**Requirement**
Where the data below shows a picture, leave that picture out and copy the rest exactly.

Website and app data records
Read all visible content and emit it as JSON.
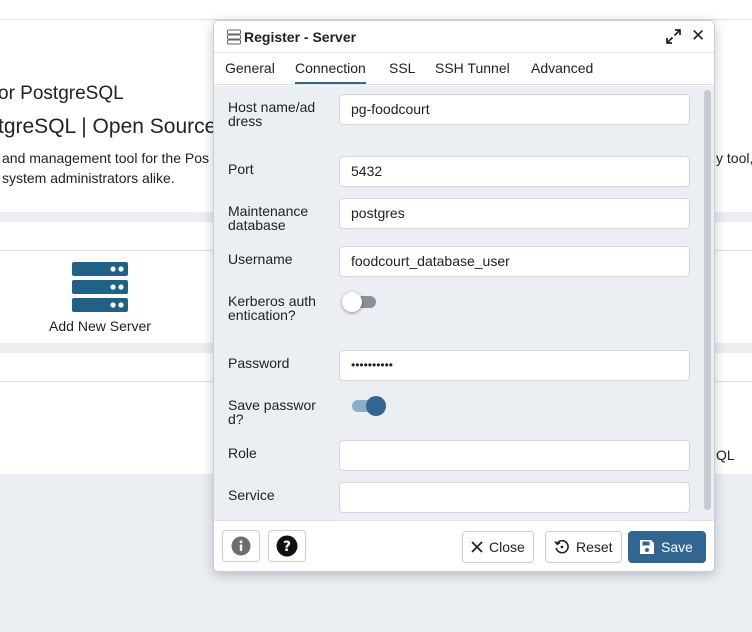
{
  "background": {
    "title_line1": "or PostgreSQL",
    "title_line2": "tgreSQL | Open Source",
    "description_line1": "and management tool for the Pos",
    "description_line2": "system administrators alike.",
    "description_right": "y tool,",
    "quick_link_label": "Add New Server",
    "right_fragment": "QL"
  },
  "dialog": {
    "title": "Register - Server",
    "tabs": [
      {
        "label": "General",
        "active": false
      },
      {
        "label": "Connection",
        "active": true
      },
      {
        "label": "SSL",
        "active": false
      },
      {
        "label": "SSH Tunnel",
        "active": false
      },
      {
        "label": "Advanced",
        "active": false
      }
    ],
    "fields": {
      "host": {
        "label": "Host name/address",
        "value": "pg-foodcourt"
      },
      "port": {
        "label": "Port",
        "value": "5432"
      },
      "maintenance_db": {
        "label": "Maintenance database",
        "value": "postgres"
      },
      "username": {
        "label": "Username",
        "value": "foodcourt_database_user"
      },
      "kerberos": {
        "label": "Kerberos authentication?",
        "enabled": false
      },
      "password": {
        "label": "Password",
        "value": "••••••••••"
      },
      "save_password": {
        "label": "Save password?",
        "enabled": true
      },
      "role": {
        "label": "Role",
        "value": ""
      },
      "service": {
        "label": "Service",
        "value": ""
      }
    },
    "footer": {
      "close_label": "Close",
      "reset_label": "Reset",
      "save_label": "Save"
    }
  },
  "colors": {
    "accent": "#326690",
    "background": "#ebeef3"
  }
}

**Written reply**
Read all visible content and emit it as JSON.
{
  "background": {
    "title_line1": "or PostgreSQL",
    "title_line2": "tgreSQL | Open Source",
    "description_line1": "and management tool for the Pos",
    "description_line2": "system administrators alike.",
    "description_right": "y tool,",
    "quick_link_label": "Add New Server",
    "right_fragment": "QL"
  },
  "dialog": {
    "title": "Register - Server",
    "tabs": [
      {
        "label": "General",
        "active": false
      },
      {
        "label": "Connection",
        "active": true
      },
      {
        "label": "SSL",
        "active": false
      },
      {
        "label": "SSH Tunnel",
        "active": false
      },
      {
        "label": "Advanced",
        "active": false
      }
    ],
    "fields": {
      "host": {
        "label": "Host name/address",
        "value": "pg-foodcourt"
      },
      "port": {
        "label": "Port",
        "value": "5432"
      },
      "maintenance_db": {
        "label": "Maintenance database",
        "value": "postgres"
      },
      "username": {
        "label": "Username",
        "value": "foodcourt_database_user"
      },
      "kerberos": {
        "label": "Kerberos authentication?",
        "enabled": false
      },
      "password": {
        "label": "Password",
        "value": "••••••••••"
      },
      "save_password": {
        "label": "Save password?",
        "enabled": true
      },
      "role": {
        "label": "Role",
        "value": ""
      },
      "service": {
        "label": "Service",
        "value": ""
      }
    },
    "footer": {
      "close_label": "Close",
      "reset_label": "Reset",
      "save_label": "Save"
    }
  },
  "colors": {
    "accent": "#326690",
    "background": "#ebeef3"
  }
}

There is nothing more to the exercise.